## Directions:
Count the lines below with the string "phone" in them. Only the number should be given.

## Records to process:
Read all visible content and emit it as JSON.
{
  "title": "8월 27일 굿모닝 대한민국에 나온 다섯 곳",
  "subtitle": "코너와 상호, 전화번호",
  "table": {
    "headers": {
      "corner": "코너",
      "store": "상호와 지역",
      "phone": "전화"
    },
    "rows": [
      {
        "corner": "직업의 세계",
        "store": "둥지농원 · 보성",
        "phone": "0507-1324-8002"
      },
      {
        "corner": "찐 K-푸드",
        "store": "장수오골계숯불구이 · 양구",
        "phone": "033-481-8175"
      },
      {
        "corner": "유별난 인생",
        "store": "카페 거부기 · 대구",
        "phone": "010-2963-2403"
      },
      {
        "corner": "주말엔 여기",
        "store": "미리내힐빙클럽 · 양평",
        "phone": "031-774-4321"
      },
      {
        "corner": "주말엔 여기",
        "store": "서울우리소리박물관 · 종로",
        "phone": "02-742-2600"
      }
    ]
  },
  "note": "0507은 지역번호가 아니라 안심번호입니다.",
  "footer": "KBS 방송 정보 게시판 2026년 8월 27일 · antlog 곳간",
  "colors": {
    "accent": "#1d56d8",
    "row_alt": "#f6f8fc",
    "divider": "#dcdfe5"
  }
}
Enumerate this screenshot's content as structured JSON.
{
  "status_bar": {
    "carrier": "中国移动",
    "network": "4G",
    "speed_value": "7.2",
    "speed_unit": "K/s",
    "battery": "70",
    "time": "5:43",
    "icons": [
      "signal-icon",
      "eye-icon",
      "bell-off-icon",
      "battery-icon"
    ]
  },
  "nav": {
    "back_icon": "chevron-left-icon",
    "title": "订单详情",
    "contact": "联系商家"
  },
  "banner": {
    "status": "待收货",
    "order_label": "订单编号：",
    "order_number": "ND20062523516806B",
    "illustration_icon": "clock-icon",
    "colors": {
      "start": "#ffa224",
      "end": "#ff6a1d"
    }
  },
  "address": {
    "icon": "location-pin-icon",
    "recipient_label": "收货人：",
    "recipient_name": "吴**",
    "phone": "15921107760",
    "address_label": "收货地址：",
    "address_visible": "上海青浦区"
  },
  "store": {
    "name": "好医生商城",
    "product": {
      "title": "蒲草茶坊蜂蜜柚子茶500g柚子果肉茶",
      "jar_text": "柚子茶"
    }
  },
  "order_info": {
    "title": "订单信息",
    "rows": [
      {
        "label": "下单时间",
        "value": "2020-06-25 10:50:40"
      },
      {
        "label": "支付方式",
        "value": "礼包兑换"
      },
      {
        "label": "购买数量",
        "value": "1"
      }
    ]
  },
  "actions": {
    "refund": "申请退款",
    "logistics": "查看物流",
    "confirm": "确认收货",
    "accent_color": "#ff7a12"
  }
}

## Reply:
7